Choose your personal lubricant with care. Certain lubricants contain ingredients that may cause unpleasant consequences. It may be fine for one user, a disaster for others.
Remember the "personal" in personal lube. Choose the lube that is right for you, not for someone else.
Here are some red flags to look out for...
These hotly-debated chemical preservatives, found in many food and cosmetic products, get a lot of ink for their alleged role in disrupting the endocrine system.
The dangers of parabens have not been proven. If you don't want to risk it, check the label, as many sex lubes contain parabens.
It won't just say "parabens." The offending ingredients to look for are:
The mineral glycerin is found in many water-based lubricants, especially "warming" lube.
One of the advantages of oil and silicone over water-based lube is that water tends to make you cold. Glycerin gets added to warm you back up.
Glycerine is not toxic topically or ingested in small amounts, but it may serve as a food source for yeast.
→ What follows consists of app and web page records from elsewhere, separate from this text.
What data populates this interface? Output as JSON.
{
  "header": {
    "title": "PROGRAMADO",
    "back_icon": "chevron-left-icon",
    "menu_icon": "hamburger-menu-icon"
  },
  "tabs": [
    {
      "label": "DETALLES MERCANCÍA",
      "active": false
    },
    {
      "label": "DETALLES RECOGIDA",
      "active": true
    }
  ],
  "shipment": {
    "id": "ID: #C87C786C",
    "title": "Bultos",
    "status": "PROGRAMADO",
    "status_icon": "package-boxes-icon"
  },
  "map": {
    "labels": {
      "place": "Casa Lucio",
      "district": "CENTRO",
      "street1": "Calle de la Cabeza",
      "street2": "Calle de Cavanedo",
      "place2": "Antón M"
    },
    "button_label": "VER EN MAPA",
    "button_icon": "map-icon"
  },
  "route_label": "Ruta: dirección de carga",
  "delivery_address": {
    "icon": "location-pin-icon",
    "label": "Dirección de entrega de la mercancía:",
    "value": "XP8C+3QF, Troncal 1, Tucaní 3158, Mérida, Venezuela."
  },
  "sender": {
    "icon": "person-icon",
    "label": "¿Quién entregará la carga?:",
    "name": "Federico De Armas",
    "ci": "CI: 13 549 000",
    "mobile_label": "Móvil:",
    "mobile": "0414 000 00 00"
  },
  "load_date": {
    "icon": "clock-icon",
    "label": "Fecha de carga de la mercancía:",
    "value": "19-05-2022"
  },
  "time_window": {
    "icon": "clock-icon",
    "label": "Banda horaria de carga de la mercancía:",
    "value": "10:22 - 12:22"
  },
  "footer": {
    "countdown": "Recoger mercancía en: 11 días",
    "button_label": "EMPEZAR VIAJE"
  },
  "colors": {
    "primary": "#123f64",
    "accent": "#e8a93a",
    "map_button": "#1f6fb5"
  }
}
If you are prone to yeast infections, give glycerin a pass.
Most "spermicidal" products contain the chemical nonoxynol-9. Yes, nonoxynol-9 kills sperm. It also kills much of the good bacteria that helps a vagina maintain its pH balance, a crucial guard against infections by badbacteria.
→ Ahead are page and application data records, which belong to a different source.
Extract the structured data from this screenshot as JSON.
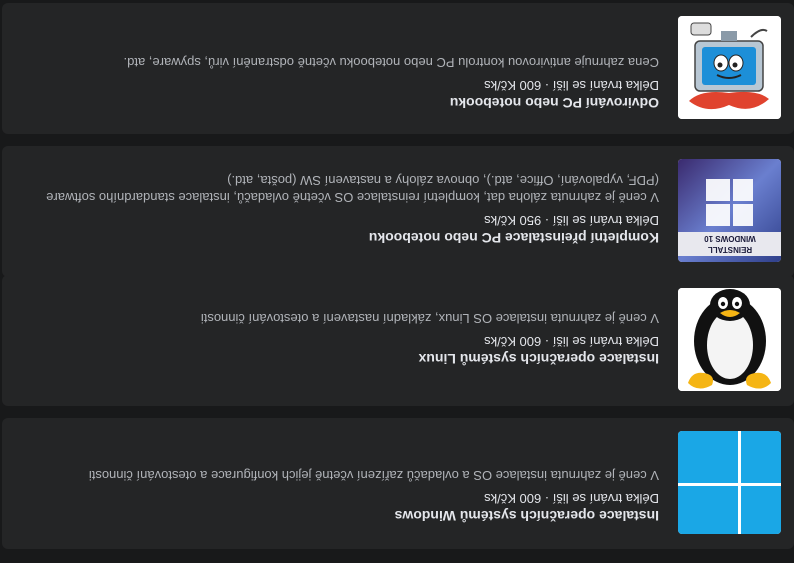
{
  "services": [
    {
      "title": "Instalace operačních systémů Windows",
      "meta": "Délka trvání se liší · 600 Kč/ks",
      "description": "V ceně je zahrnuta instalace OS a ovladačů zařízení včetně jejich konfigurace a otestování činnosti",
      "image_icon": "windows-logo-icon"
    },
    {
      "title": "Instalace operačních systémů Linux",
      "meta": "Délka trvání se liší · 600 Kč/ks",
      "description": "V ceně je zahrnuta instalace OS Linux, základní nastavení a otestování činnosti",
      "image_icon": "linux-penguin-icon"
    },
    {
      "title": "Kompletní přeinstalace PC nebo notebooku",
      "meta": "Délka trvání se liší · 950 Kč/ks",
      "description": "V ceně je zahrnuta záloha dat, kompletní reinstalace OS včetně ovladačů, instalace standardního software (PDF, vypalování, Office, atd.), obnova zálohy a nastavení SW (pošta, atd.)",
      "image_icon": "windows-10-reinstall-icon",
      "image_text": [
        "REINSTALL",
        "WINDOWS 10"
      ]
    },
    {
      "title": "Odvirování PC nebo notebooku",
      "meta": "Délka trvání se liší · 600 Kč/ks",
      "description": "Cena zahrnuje antivirovou kontrolu PC nebo notebooku včetně odstranění virů, spyware, atd.",
      "image_icon": "infected-computer-icon"
    }
  ],
  "colors": {
    "page_bg": "#18191a",
    "card_bg": "#242526",
    "title": "#e4e6eb",
    "description": "#b0b3b8",
    "windows_blue": "#1aa7e6"
  }
}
With more effective methods of birth control widely available, antibiotic nonoxynol-9 should be dropping off most peoples' list of acceptable products to put in a vagina.
Vaseline, baby oil, and petroleum-based lube may be acceptable in small amounts, but if allowed to stay in a vagina they can also throw off its pH balance, inviting bacterial infections.
The preservative and humectant propylene glycol may cause vaginal irritation. Look out for this ingredient if you or your partner has a sensitive vagina.
This antibacterial may be caustic. Not for everybody, but if your genitals wind up inflamed or irritated after sex, chlorhexidine gluconate might be the culprit. Seriously, who even wants something with that name on their penis?
With so many options to choose from and benefits ranging from safer sex to better sex to reduced pain, some type of personal lube belongs in everyone's sexual go-bag.
Experiment with different varieties to find the right one for you. Remember: